OK, so I'm biased - I live in a Dept of Justice law enforcement family. Having said that, Mr Fitzpatrick needs vindication!! This explains so very much of the B.S. that went on in my early career - you know the kind: whispers that suddenly quiet, furtive looks, inexplicable memos.... Everyone knows Whitey was a Fed; the confusion was who was on whose dole! Having been in the same situation (albeit with lesser stakes), it takes a lot to stand up to the establishment. You risk your career, your retirement, your very soul. Mr Fitzpatrick should know 2 things: 1) they'll never take away your integrity; 2) why did no one tell you about the Dept of Labor and the WHISTLEBLOWER ACT??? It protects even we Dept of Justice employees! JG will never sleep soundly again - but you will. God Bless you!!
In my opinion the evidence presented here just concluded Bulgers trial. No need to go any further and waste tax payers money. Tried and convicted.
This is an incredible look inside the inner workings of the Boston office of the FBI and the nefarious relationship that developed with members of the Winter Hill Gang. While proporting to be fighting the crimes of the Italian Mafia the FBI protected the Irish Mafia to the extent of providing cover for all manner of crimes, including murder. This is a sad indictment of our law enforcement system (especially the FBI) and the handling of informants. A well written and fast paced novel that will keep you shaking your head throughout.

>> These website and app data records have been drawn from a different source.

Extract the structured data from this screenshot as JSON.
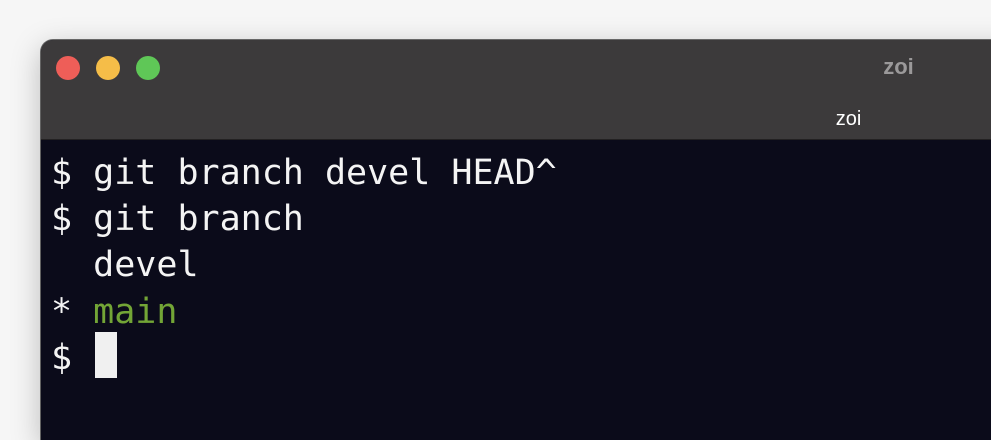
{
  "window": {
    "title": "zoi",
    "tab_title": "zoi",
    "traffic_lights": {
      "close_color": "#ee5e58",
      "minimize_color": "#f5bd48",
      "zoom_color": "#5fc757"
    }
  },
  "terminal": {
    "background_color": "#0b0b1a",
    "text_color": "#f4f4f4",
    "highlight_color": "#73a536",
    "lines": [
      {
        "prompt": "$ ",
        "text": "git branch devel HEAD^"
      },
      {
        "prompt": "$ ",
        "text": "git branch"
      },
      {
        "prompt": "  ",
        "text": "devel"
      },
      {
        "prompt": "* ",
        "text": "main"
      },
      {
        "prompt": "$ ",
        "text": ""
      }
    ]
  }
}
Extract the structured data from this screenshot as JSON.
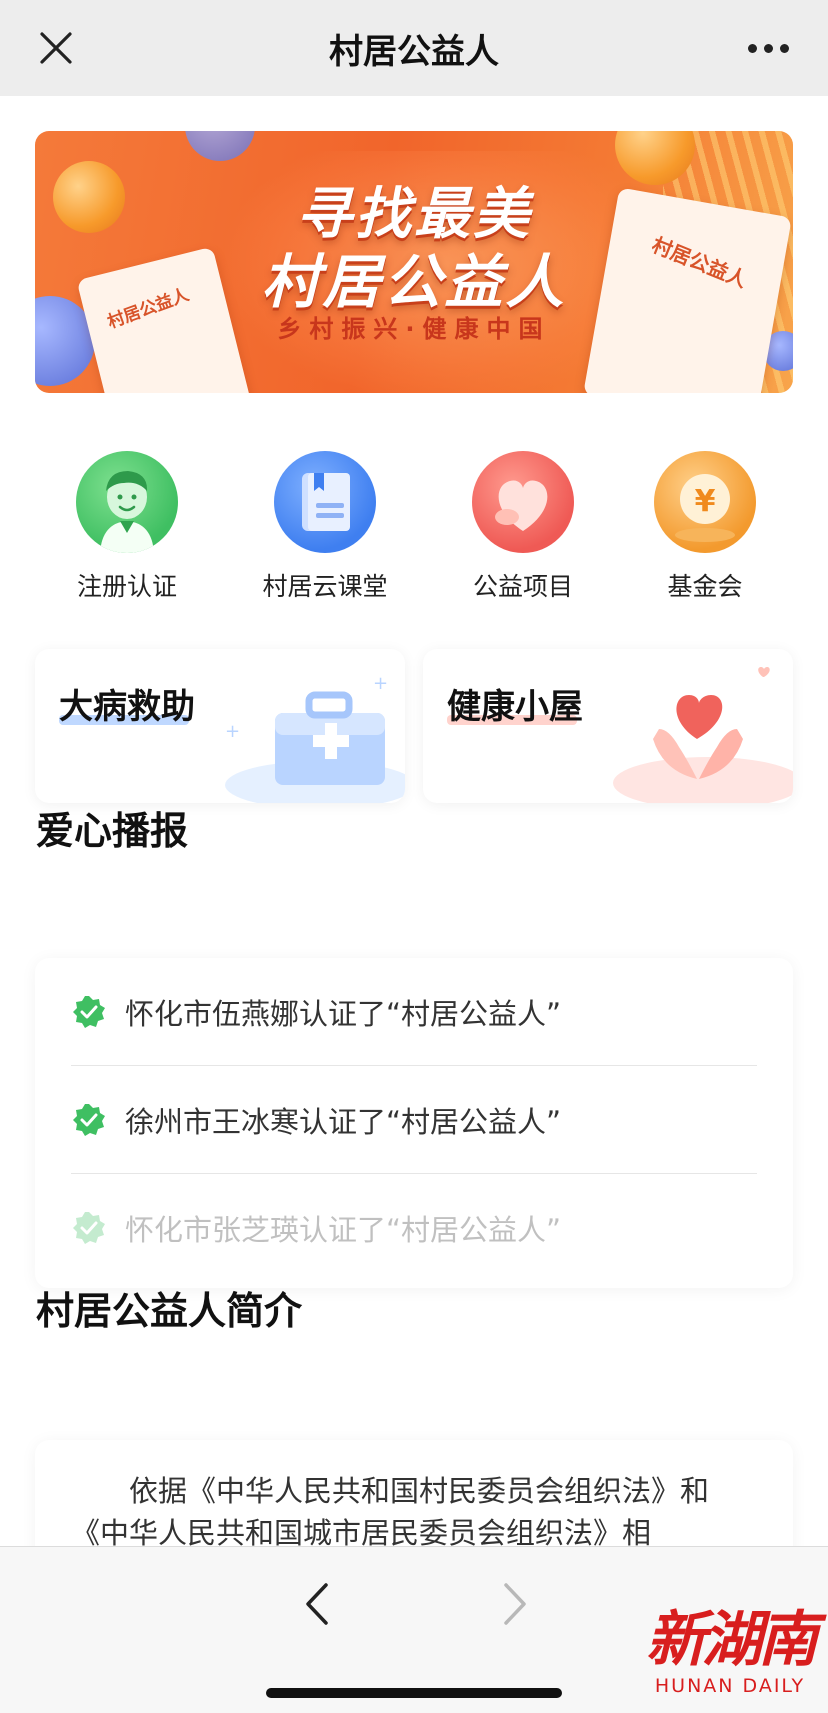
{
  "navbar": {
    "title": "村居公益人",
    "close_icon": "close-icon",
    "more_icon": "more-icon"
  },
  "banner": {
    "title_line1": "寻找最美",
    "title_line2": "村居公益人",
    "subtitle": "乡村振兴·健康中国",
    "certificate_label": "村居公益人"
  },
  "quick_menu": [
    {
      "label": "注册认证",
      "icon": "user-avatar-icon",
      "color": "#3fbf62"
    },
    {
      "label": "村居云课堂",
      "icon": "book-icon",
      "color": "#3f7ff0"
    },
    {
      "label": "公益项目",
      "icon": "heart-icon",
      "color": "#ef5a55"
    },
    {
      "label": "基金会",
      "icon": "yuan-coin-icon",
      "color": "#f39a2e"
    }
  ],
  "cards": [
    {
      "title": "大病救助",
      "icon": "medical-kit-icon"
    },
    {
      "title": "健康小屋",
      "icon": "hands-heart-icon"
    }
  ],
  "broadcast": {
    "title": "爱心播报",
    "items": [
      "怀化市伍燕娜认证了“村居公益人”",
      "徐州市王冰寒认证了“村居公益人”",
      "怀化市张芝瑛认证了“村居公益人”"
    ]
  },
  "intro": {
    "title": "村居公益人简介",
    "text": "依据《中华人民共和国村民委员会组织法》和《中华人民共和国城市居民委员会组织法》相"
  },
  "toolbar": {
    "back_icon": "chevron-left-icon",
    "forward_icon": "chevron-right-icon"
  },
  "watermark": {
    "logo": "新湖南",
    "sub": "HUNAN DAILY"
  },
  "colors": {
    "accent_green": "#3fbf62",
    "banner_orange": "#f1652b"
  }
}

Good read but obviously bitter. Would like to know why customer book reviews are being deleted or censored under Tom Foley's book "Most Wanted"?